The girls on the team face enormous obstacles. They train in a gymnasium that has no ring and little other equipment. They face pressures from family and society about the appropriateness of girls participating in sports. The pressures turn physical, such as acid attacks, lashes, and hangings in another province.

At the same time, they also receive support. Their coach encourages them every step of the way. Each fighter has a family member – mother or father, in particular – who offers unending support.

These young boxers are motivated to represent their country to show the world what Afghan girls can do. They participate in two out-of-country competitions during the documentary, and it quickly becomes clear just how much their lack of equipment and appropriate training hinders them.

As they appear in competitions, their names and their accomplishments appear in the local media, and people begin to recognize them. The threats become more palpable: Their coach is confronted on the street, and the girls face threats of kidnapping. Their families are judged as well. Some girls stop participating, while others continue despite the risks.

The Boxing Girls of Kabul shares themes with Afghan Star, which is about the Afghan version of the Idol franchise and the roles women play within it. There, too, the female competitors receive some private support, but they also experience public detractions and even threats to their lives. Either way, you have to admire their courage under such tenuous conditions.

‘Tokyo Olympiad’ Offers an Epic Spectacle

Kon Ichikawa’s Tokyo Olympiad (1965) is an epic spectacle of the 1964 Olympic games that celebrates the coming together of humanity within this sporting event in peace.

Ichikawa structures this spectacle from the running of the torch to the closing ceremonies.

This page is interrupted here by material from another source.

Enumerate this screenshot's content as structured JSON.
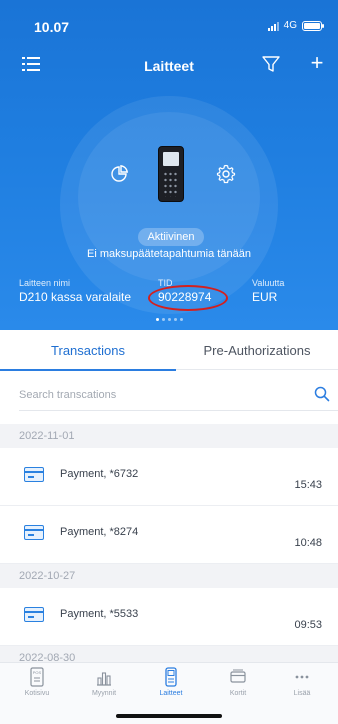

The documentary celebrates the individual within the collective without focusing on the person. His cinematography shows the athletes and their performances, but we learn very little about the athletes themselves, aside from one man from Chad and another woman who hugs her fiancé after winning the gold.

Within the arc, this documentary focuses on select events, usually in their final competitions. For the 100-meter dash, we see the men running in what feels like slow-motion through a vacuum. No external sound detracts from them. The slow motion effect belies the fact that the race ended within 10 seconds. The slow-motion technique appears in other events, such as the pole vault.

Other events show each competitor as he or she prepares. With the men’s and women’s shotput, the camera closely focuses on their facial expressions as they prepare in their minds for the throw.

While many events are shown without commentary, a voiceover sometimes accompanies other events by describing the weather, people’s actions, and of course the competition as it unfolds. For the 10,000-meter dash, the voiceover turns into a sports commentator, describing who keeps taking the lead throughout the race.

Ichikawa uses a range of framing to represent these different events and the event of the Olympics itself. Extreme close-ups show muscles in the arms and legs, or they show the eyes and teeth. Extreme wide shots capture all right lanes of a swimming pool from overhead so we can watch all the competitors in the race from start to finish. Medium shots focus on the athletes and their routines, such as one woman putting a lemon on her starting block before the race.

Other shots make less sense. As an American boxer walks away, the camera keeps him in frame. The boxer looks back at the camera not understanding what’s going on. Receiving no explanation, he keeps walking, and the camera, stationary, keeps recording.

In addition to the myriad uses of framing, this documentary incorporates great score that runs throughout. The score is often orchestral, but occasionally switches to light jazz times.

The year 1964 was the first time for Tokyo and for the Asian continent to host the Olympics. At the beginning of the documentary the narrator takes a moment to note how both East and West Germany compete together in these events though at the time the wall divided them. Overall, a deep sense of the significance of bringing people together in peace runs throughout this documentary.